There have already been plenty of protests as well as political repercussions. Police Superintendent Garry McCarthy was fired shortly after the video was released. Mayor Rahm Emanuel went from being a rising superstar for the Democrats to choosing not to run for reelection. Cook County State’s Attorney Anita Alvarez was voted out of office.
One thing is certain. Had the jury not convicted Van Dyke, Chicago would be a huge riot zone today. Property would be burning. Fights would be breaking out. Guns would be used in a city that’s not supposed to have guns. It would be chaos unlike anything the city has seen in decades.
Did the jury convict to save Chicago?
The two pieces of evidence that made conviction easy were the attempted police coverup of the events and the dashcam video. The coverup will lead to more trials, keeping the wounds from the shooting open in Chicago for a while. But the video was likely all that was needed for jurists to justify their decision.
Here’s the incident itself. Warning: It is graphic.
This appears to be a situation where use of non-lethal force such as a stun gun would seem appropriate.

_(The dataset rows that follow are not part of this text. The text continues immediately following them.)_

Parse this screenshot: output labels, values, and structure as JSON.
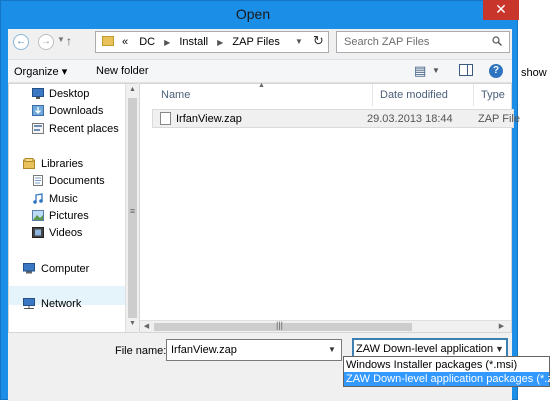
{
  "window": {
    "title": "Open",
    "close_glyph": "✕"
  },
  "background_app": {
    "text": "show in"
  },
  "address": {
    "crumbs": [
      "«",
      "DC",
      "Install",
      "ZAP Files"
    ],
    "search_placeholder": "Search ZAP Files"
  },
  "toolbar": {
    "organize_label": "Organize ▾",
    "newfolder_label": "New folder",
    "help_glyph": "?"
  },
  "nav": {
    "items": [
      {
        "label": "Desktop",
        "icon": "desktop-icon"
      },
      {
        "label": "Downloads",
        "icon": "downloads-icon"
      },
      {
        "label": "Recent places",
        "icon": "recent-places-icon"
      },
      {
        "label": "Libraries",
        "icon": "libraries-icon"
      },
      {
        "label": "Documents",
        "icon": "documents-icon"
      },
      {
        "label": "Music",
        "icon": "music-icon"
      },
      {
        "label": "Pictures",
        "icon": "pictures-icon"
      },
      {
        "label": "Videos",
        "icon": "videos-icon"
      },
      {
        "label": "Computer",
        "icon": "computer-icon"
      },
      {
        "label": "Network",
        "icon": "network-icon"
      }
    ]
  },
  "files": {
    "columns": [
      "Name",
      "Date modified",
      "Type"
    ],
    "rows": [
      {
        "name": "IrfanView.zap",
        "date": "29.03.2013 18:44",
        "type": "ZAP File"
      }
    ]
  },
  "footer": {
    "filename_label": "File name:",
    "filename_value": "IrfanView.zap",
    "filetype_value": "ZAW Down-level application packages (*.zap)",
    "filetype_options": [
      "Windows Installer packages (*.msi)",
      "ZAW Down-level application packages (*.zap)"
    ]
  },
  "colors": {
    "accent": "#1b8ee8",
    "close": "#c7352b",
    "selection": "#3399ff"
  }
}
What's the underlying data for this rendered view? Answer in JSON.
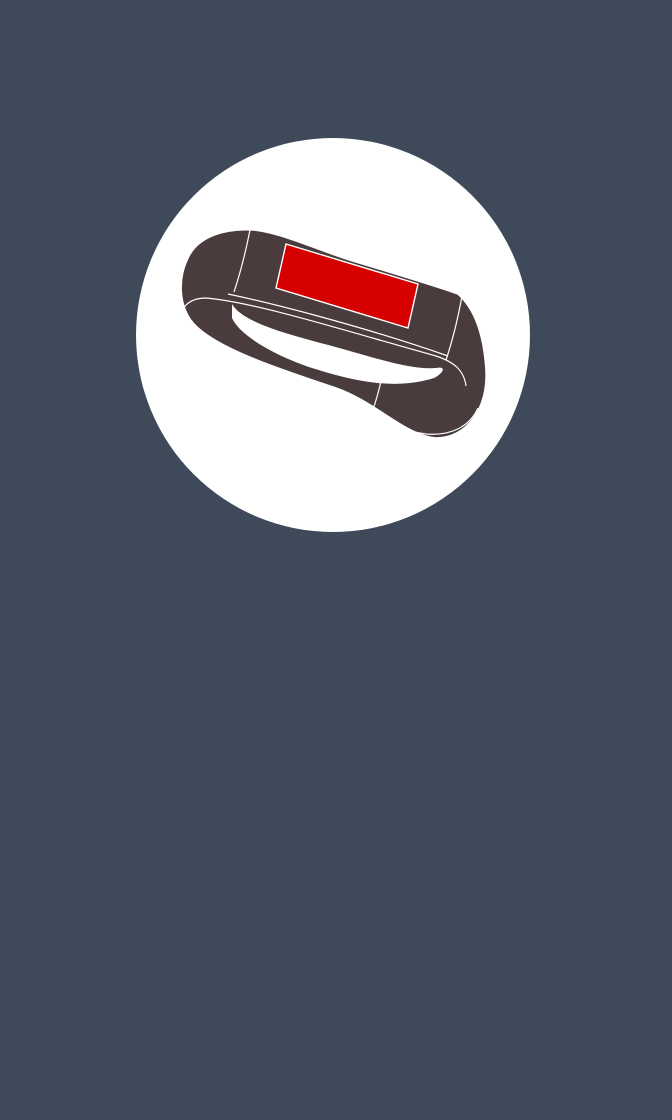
{
  "colors": {
    "background": "#3e4a59",
    "badge": "#ffffff",
    "band": "#4a3b3c",
    "band_outline": "#ffffff",
    "display": "#d60000"
  },
  "illustration": {
    "icon": "fitness-band-icon"
  }
}
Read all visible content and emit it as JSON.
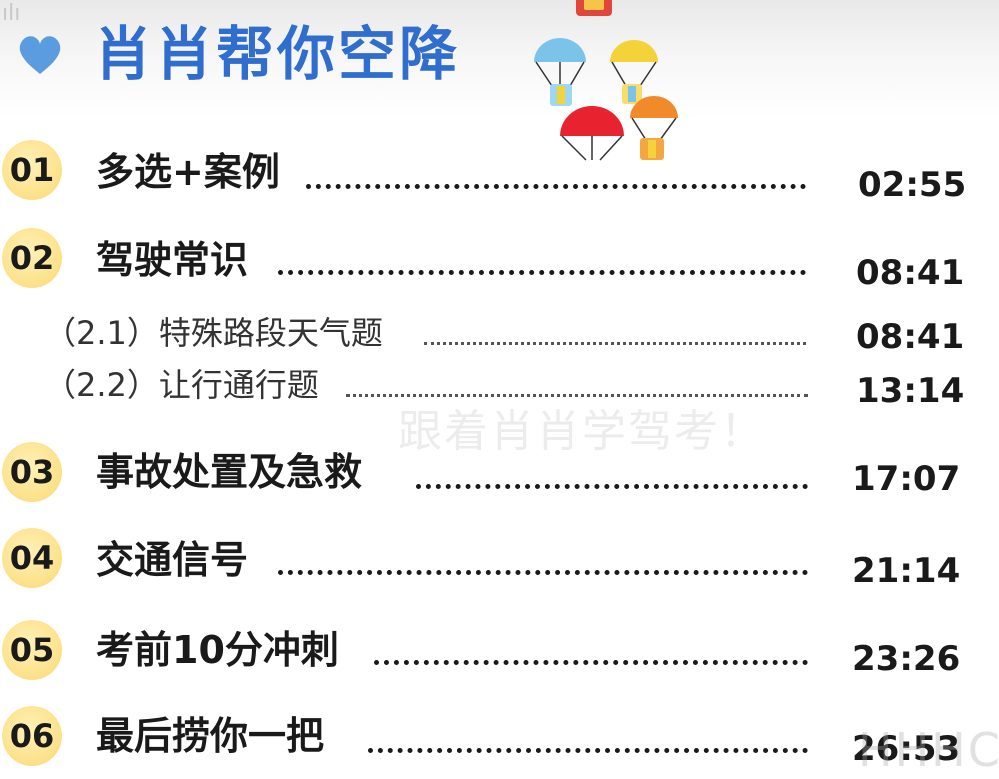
{
  "header": {
    "title": "肖肖帮你空降",
    "corner_mark": "ılı",
    "heart_color": "#5b9be0",
    "title_color": "#2f6dce"
  },
  "decoration": {
    "parachute_colors": [
      "#7cc3ea",
      "#f4d23a",
      "#e8232f",
      "#f08a2a",
      "#e0473a"
    ]
  },
  "menu": {
    "items": [
      {
        "number": "01",
        "label": "多选+案例",
        "time": "02:55"
      },
      {
        "number": "02",
        "label": "驾驶常识",
        "time": "08:41"
      },
      {
        "number": "03",
        "label": "事故处置及急救",
        "time": "17:07"
      },
      {
        "number": "04",
        "label": "交通信号",
        "time": "21:14"
      },
      {
        "number": "05",
        "label": "考前10分冲刺",
        "time": "23:26"
      },
      {
        "number": "06",
        "label": "最后捞你一把",
        "time": "26:53"
      }
    ],
    "subitems": [
      {
        "label": "（2.1）特殊路段天气题",
        "time": "08:41"
      },
      {
        "label": "（2.2）让行通行题",
        "time": "13:14"
      }
    ]
  },
  "watermark": {
    "text": "跟着肖肖学驾考！",
    "corner_text": "HHHC"
  },
  "colors": {
    "badge": "#fde38f",
    "text": "#1a1a1a"
  }
}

The knife-wielding McDonald was clearly dangerous. He was energized by a false sense of invulnerability by the PCP coursing through his veins. Walking in the middle of the street in a threatening manner meant that he needed to be taken down.
But he could and should have been taken down without 16 bullets being fired at him. He didn’t lunge at the police as was originally reported. He represented a clear and present danger to the police and everyone around, but with multiple officers around and an empty street, the need for lethal force is hard to argue.
A tougher job than most realize
The infamous 21-foot-rule says that a person wielding a knife can kill a person carrying a gun if they’re within 21 feet of their target. This rule applies to holstered weapons with their safety applied. Van Dyke’s and other officers’ guns were out and ready to be fired. Nevertheless, McDonald was much closer than 21 feet when he spun around just prior to being shot.
Did Van Dyke fear for his life? It’s possible. What many citizens do not acknowledge is that situations like the ones police face with assailants like McDonald require extremely difficult split-second decisions. It’s easy to say McDonald was not a real threat for people watching the video, but being tasked with taking him down 14 feet away makes it very difficult to know when to shoot.
Here’s a Mythbusters video that put the 21-foot-rule to the test.
Being a cop is a tough job. I personally support the police and their decision-making the vast majority of the time. This particular incident is challenging to defend. I stand by my assertion that non-lethal force could have been used.
It can be debated whether or not Van Dyke should have been convicted of 2nd degree murder. Chicago is not burning as a result. Should that justify the verdict or did it stand alone on its own merits? Only those in the jury box know for sure.